ordered the city to pay as-yet undetermined legal bills for a team of
"The attorney fees are going to be pretty healthy in this," said attorney
Robert Caruso, who worked with Lee of his firm and Mitchell, who specializes
in animal rights legal issues.
Mitchell said she has "been fighting" with the city and its contract that
allows SpokAnimal to pick up dogs and label them dangerous on the spot, even
if they have returned home, as Kenny and Tai had done after someone opened
the gate at Schoendorf's home.
Her adult son was there Aug. 16 when SpokAnimal control officers said they
had come to pick up two black and brown dogs, tentatively described by an
80-year-old man who witnessed a cat mauled by two dogs in late July.

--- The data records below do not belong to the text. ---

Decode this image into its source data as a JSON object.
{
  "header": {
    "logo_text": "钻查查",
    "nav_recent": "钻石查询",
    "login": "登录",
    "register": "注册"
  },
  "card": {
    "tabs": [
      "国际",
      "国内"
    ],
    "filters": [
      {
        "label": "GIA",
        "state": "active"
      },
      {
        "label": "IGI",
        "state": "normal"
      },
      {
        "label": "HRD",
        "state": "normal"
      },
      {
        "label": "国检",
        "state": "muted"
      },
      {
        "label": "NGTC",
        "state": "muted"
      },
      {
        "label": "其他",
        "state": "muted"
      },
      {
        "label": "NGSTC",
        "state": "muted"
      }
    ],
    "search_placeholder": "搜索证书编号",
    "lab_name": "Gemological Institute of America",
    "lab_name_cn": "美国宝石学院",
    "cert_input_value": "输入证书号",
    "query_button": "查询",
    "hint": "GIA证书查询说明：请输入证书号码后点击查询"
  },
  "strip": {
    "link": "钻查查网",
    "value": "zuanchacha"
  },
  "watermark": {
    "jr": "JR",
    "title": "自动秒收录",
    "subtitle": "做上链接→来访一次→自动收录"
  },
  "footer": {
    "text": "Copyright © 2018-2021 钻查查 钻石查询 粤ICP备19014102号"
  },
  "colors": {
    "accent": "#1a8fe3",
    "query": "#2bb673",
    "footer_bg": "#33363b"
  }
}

The cat
later died.
"They told my son, 'If you don't give us those dogs, we're going to arrest
you and put you in jail,'" so he went in the house and handed over the two
dogs," Schoendorf said. Her third dog, a golden retriever named Hannah,
escaped attention and remained in the home.
After getting off work that day, Schoendorf went to SpokAnimal and was
told she would have to pay $98 in advance – $7 a day for each dog – to keep
them from being euthanized while she filed an appeal with City Hearing
Examiner Greg Smith.
At the informal hearing, witnesses were not given an oath, Schoendorf
said, and she wasn't given a chance to challenge their version of events,
accusing her dogs of killing the cat. There also were documents given to the
hearing examiner by SpokAnimal that she wasn't allowed to see, she said.
The hearing examiner ruled her pets were "dangerous dogs" and said they
could be returned to Schoendorf and her daughter only if they posted a
$100,000 bond per animal, had them wear muzzles any time they were outside,
and built a special concrete-floor outdoor kennel posted with "dangerous
dogs" signs.
After lining up Mitchell and Caruso's law firm, where she works as a
paralegal, Schoendorf instructed the lawyers to get a restraining order to
prevent SpokAnimal from euthanizing her dogs while she appealed the hearing
examiner's dangerous dog ruling to Superior Court.
Mitchell drafted the legal papers, asking the judge to declare the city's
dangerous dog ordinance – part of the Spokane Municipal Code –
"I'm absolutely delighted," Mitchell said of the ruling. "Finally, a judge
has told them – the city and SpokAnimal – they have to have rules and follow
the Constitution."
The judge said dogs clearly are property, so a government agency must
comply with due process provisions of the Constitution when seizing animals.
The judge said the city and SpokAnimal failed to identify a "standard of
proof" – the legal criteria – in labeling dangerous dogs.
"Similarly, in this case, the appellant (Schoendorf) was at no time during
the hearing allowed to cross-examine the witnesses testifying against them,"
Austin said. "In addition, the appellant was not given, prior to the
hearing, certain documents used in the hearing."
Furthermore, the judge said, instead of a presumption of innocence that
accompanies most legal proceedings, the burden of proof shifted to
Schoendorf to prove her dogs weren't the dangerous dogs responsible for the
cat's death.